**Material supplied**:
◆ ◆ ◆ ◆
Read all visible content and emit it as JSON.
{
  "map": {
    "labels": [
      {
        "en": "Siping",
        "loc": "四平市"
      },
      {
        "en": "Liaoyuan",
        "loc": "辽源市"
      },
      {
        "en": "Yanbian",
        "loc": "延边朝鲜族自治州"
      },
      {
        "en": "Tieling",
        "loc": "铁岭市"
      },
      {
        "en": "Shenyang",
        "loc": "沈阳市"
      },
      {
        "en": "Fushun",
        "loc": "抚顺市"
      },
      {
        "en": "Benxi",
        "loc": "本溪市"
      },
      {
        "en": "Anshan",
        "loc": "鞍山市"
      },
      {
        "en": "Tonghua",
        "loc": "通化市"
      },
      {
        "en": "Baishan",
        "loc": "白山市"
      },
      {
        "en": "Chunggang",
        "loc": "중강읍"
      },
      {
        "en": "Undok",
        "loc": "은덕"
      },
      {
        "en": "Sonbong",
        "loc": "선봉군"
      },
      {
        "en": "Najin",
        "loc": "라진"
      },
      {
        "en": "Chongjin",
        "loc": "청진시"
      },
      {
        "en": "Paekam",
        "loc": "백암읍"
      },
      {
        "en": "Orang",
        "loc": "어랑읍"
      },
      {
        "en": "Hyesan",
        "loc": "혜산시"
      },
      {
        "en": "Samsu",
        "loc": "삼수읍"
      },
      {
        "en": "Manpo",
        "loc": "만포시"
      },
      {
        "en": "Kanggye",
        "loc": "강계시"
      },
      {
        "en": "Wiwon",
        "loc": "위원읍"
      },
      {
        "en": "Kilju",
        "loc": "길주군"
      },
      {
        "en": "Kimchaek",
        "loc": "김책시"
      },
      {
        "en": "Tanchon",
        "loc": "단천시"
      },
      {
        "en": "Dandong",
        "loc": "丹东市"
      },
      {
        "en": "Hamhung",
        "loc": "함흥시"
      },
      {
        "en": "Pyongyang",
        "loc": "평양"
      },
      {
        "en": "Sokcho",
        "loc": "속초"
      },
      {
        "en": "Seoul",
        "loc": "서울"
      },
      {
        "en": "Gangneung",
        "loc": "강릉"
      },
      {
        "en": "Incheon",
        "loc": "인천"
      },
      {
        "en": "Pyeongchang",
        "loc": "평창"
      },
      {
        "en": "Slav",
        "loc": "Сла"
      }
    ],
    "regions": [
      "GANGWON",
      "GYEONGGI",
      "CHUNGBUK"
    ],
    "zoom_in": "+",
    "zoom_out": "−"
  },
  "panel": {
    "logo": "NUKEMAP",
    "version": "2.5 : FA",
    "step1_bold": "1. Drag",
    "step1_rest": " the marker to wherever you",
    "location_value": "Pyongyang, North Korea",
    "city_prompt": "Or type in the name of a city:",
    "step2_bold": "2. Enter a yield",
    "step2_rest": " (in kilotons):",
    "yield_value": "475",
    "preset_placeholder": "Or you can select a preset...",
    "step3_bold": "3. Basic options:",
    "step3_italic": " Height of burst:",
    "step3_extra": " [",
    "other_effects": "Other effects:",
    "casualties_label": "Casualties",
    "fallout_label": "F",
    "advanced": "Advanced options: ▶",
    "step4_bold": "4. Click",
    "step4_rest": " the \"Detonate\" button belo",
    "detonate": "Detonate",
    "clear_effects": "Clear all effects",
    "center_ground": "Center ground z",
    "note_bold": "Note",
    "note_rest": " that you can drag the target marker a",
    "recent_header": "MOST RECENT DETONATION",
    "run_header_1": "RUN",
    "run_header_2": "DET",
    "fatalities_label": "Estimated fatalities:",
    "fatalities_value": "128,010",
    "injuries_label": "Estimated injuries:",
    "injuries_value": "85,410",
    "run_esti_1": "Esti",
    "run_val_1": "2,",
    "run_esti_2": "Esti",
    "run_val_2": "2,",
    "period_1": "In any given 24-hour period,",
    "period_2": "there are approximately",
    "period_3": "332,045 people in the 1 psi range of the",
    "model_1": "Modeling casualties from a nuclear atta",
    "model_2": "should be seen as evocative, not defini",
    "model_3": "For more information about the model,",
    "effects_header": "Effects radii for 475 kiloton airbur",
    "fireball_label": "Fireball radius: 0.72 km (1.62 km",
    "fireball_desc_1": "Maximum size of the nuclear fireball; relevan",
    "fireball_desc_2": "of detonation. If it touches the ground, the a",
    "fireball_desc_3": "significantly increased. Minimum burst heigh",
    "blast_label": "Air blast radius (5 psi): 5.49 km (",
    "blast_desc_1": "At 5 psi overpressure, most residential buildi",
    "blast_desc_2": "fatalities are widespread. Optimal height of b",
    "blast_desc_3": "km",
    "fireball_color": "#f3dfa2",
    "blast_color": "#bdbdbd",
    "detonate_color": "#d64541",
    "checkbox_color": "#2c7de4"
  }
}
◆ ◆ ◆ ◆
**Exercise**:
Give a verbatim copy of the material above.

**Answer to the exercise**:
Read all visible content and emit it as JSON.
{
  "map": {
    "labels": [
      {
        "en": "Siping",
        "loc": "四平市"
      },
      {
        "en": "Liaoyuan",
        "loc": "辽源市"
      },
      {
        "en": "Yanbian",
        "loc": "延边朝鲜族自治州"
      },
      {
        "en": "Tieling",
        "loc": "铁岭市"
      },
      {
        "en": "Shenyang",
        "loc": "沈阳市"
      },
      {
        "en": "Fushun",
        "loc": "抚顺市"
      },
      {
        "en": "Benxi",
        "loc": "本溪市"
      },
      {
        "en": "Anshan",
        "loc": "鞍山市"
      },
      {
        "en": "Tonghua",
        "loc": "通化市"
      },
      {
        "en": "Baishan",
        "loc": "白山市"
      },
      {
        "en": "Chunggang",
        "loc": "중강읍"
      },
      {
        "en": "Undok",
        "loc": "은덕"
      },
      {
        "en": "Sonbong",
        "loc": "선봉군"
      },
      {
        "en": "Najin",
        "loc": "라진"
      },
      {
        "en": "Chongjin",
        "loc": "청진시"
      },
      {
        "en": "Paekam",
        "loc": "백암읍"
      },
      {
        "en": "Orang",
        "loc": "어랑읍"
      },
      {
        "en": "Hyesan",
        "loc": "혜산시"
      },
      {
        "en": "Samsu",
        "loc": "삼수읍"
      },
      {
        "en": "Manpo",
        "loc": "만포시"
      },
      {
        "en": "Kanggye",
        "loc": "강계시"
      },
      {
        "en": "Wiwon",
        "loc": "위원읍"
      },
      {
        "en": "Kilju",
        "loc": "길주군"
      },
      {
        "en": "Kimchaek",
        "loc": "김책시"
      },
      {
        "en": "Tanchon",
        "loc": "단천시"
      },
      {
        "en": "Dandong",
        "loc": "丹东市"
      },
      {
        "en": "Hamhung",
        "loc": "함흥시"
      },
      {
        "en": "Pyongyang",
        "loc": "평양"
      },
      {
        "en": "Sokcho",
        "loc": "속초"
      },
      {
        "en": "Seoul",
        "loc": "서울"
      },
      {
        "en": "Gangneung",
        "loc": "강릉"
      },
      {
        "en": "Incheon",
        "loc": "인천"
      },
      {
        "en": "Pyeongchang",
        "loc": "평창"
      },
      {
        "en": "Slav",
        "loc": "Сла"
      }
    ],
    "regions": [
      "GANGWON",
      "GYEONGGI",
      "CHUNGBUK"
    ],
    "zoom_in": "+",
    "zoom_out": "−"
  },
  "panel": {
    "logo": "NUKEMAP",
    "version": "2.5 : FA",
    "step1_bold": "1. Drag",
    "step1_rest": " the marker to wherever you",
    "location_value": "Pyongyang, North Korea",
    "city_prompt": "Or type in the name of a city:",
    "step2_bold": "2. Enter a yield",
    "step2_rest": " (in kilotons):",
    "yield_value": "475",
    "preset_placeholder": "Or you can select a preset...",
    "step3_bold": "3. Basic options:",
    "step3_italic": " Height of burst:",
    "step3_extra": " [",
    "other_effects": "Other effects:",
    "casualties_label": "Casualties",
    "fallout_label": "F",
    "advanced": "Advanced options: ▶",
    "step4_bold": "4. Click",
    "step4_rest": " the \"Detonate\" button belo",
    "detonate": "Detonate",
    "clear_effects": "Clear all effects",
    "center_ground": "Center ground z",
    "note_bold": "Note",
    "note_rest": " that you can drag the target marker a",
    "recent_header": "MOST RECENT DETONATION",
    "run_header_1": "RUN",
    "run_header_2": "DET",
    "fatalities_label": "Estimated fatalities:",
    "fatalities_value": "128,010",
    "injuries_label": "Estimated injuries:",
    "injuries_value": "85,410",
    "run_esti_1": "Esti",
    "run_val_1": "2,",
    "run_esti_2": "Esti",
    "run_val_2": "2,",
    "period_1": "In any given 24-hour period,",
    "period_2": "there are approximately",
    "period_3": "332,045 people in the 1 psi range of the",
    "model_1": "Modeling casualties from a nuclear atta",
    "model_2": "should be seen as evocative, not defini",
    "model_3": "For more information about the model,",
    "effects_header": "Effects radii for 475 kiloton airbur",
    "fireball_label": "Fireball radius: 0.72 km (1.62 km",
    "fireball_desc_1": "Maximum size of the nuclear fireball; relevan",
    "fireball_desc_2": "of detonation. If it touches the ground, the a",
    "fireball_desc_3": "significantly increased. Minimum burst heigh",
    "blast_label": "Air blast radius (5 psi): 5.49 km (",
    "blast_desc_1": "At 5 psi overpressure, most residential buildi",
    "blast_desc_2": "fatalities are widespread. Optimal height of b",
    "blast_desc_3": "km",
    "fireball_color": "#f3dfa2",
    "blast_color": "#bdbdbd",
    "detonate_color": "#d64541",
    "checkbox_color": "#2c7de4"
  }
}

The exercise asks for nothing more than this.